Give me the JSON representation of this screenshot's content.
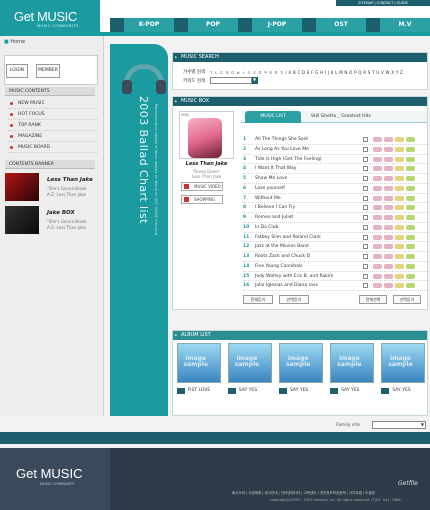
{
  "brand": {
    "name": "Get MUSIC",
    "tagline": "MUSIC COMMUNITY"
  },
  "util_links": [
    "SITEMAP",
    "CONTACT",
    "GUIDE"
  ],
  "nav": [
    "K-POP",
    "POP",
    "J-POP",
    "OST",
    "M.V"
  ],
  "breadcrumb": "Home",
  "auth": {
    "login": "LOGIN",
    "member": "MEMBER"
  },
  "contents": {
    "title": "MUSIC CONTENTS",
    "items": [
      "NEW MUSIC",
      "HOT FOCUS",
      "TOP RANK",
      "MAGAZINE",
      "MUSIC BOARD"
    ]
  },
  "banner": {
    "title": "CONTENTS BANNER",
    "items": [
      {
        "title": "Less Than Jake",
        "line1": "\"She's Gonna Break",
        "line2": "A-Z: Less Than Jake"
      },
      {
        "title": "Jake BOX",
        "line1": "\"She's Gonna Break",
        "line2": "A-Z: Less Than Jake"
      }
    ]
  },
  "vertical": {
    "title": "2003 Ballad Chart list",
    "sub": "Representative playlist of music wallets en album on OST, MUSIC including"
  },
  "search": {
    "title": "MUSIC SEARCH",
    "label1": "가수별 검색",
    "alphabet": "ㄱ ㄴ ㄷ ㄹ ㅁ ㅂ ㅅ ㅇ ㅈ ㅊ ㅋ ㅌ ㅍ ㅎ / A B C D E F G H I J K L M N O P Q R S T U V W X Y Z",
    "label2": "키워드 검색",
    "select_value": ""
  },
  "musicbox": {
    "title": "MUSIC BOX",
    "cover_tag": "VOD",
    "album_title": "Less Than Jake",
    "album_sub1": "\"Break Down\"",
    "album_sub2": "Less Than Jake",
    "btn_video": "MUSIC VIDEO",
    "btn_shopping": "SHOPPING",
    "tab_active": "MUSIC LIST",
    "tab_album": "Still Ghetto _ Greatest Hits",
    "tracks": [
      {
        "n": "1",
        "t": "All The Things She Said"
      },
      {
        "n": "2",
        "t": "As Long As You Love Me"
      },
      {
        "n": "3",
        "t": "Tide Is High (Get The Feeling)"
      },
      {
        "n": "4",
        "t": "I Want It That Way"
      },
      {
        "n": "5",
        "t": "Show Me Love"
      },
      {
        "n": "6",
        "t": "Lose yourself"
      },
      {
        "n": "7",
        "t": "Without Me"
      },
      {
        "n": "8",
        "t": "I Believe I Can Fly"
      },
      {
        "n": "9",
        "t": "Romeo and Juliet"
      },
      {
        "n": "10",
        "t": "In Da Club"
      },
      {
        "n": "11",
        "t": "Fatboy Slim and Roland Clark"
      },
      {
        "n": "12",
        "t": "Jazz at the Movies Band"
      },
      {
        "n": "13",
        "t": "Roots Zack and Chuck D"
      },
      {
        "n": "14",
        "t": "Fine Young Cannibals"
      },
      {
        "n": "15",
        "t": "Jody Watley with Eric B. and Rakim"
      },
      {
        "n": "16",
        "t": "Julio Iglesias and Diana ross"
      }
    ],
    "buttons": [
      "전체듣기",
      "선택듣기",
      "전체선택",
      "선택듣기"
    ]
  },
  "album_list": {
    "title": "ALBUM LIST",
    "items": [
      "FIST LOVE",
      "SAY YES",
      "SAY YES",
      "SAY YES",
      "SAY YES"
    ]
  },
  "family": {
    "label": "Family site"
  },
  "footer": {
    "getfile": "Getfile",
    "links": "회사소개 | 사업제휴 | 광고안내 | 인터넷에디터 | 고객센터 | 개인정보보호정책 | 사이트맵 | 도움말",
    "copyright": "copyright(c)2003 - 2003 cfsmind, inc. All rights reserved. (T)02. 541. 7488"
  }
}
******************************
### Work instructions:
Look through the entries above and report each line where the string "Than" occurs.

### Expected answer:
        "title": "Less Than Jake",
        "line2": "A-Z: Less Than Jake"
        "line2": "A-Z: Less Than Jake"
    "album_title": "Less Than Jake",
    "album_sub2": "Less Than Jake",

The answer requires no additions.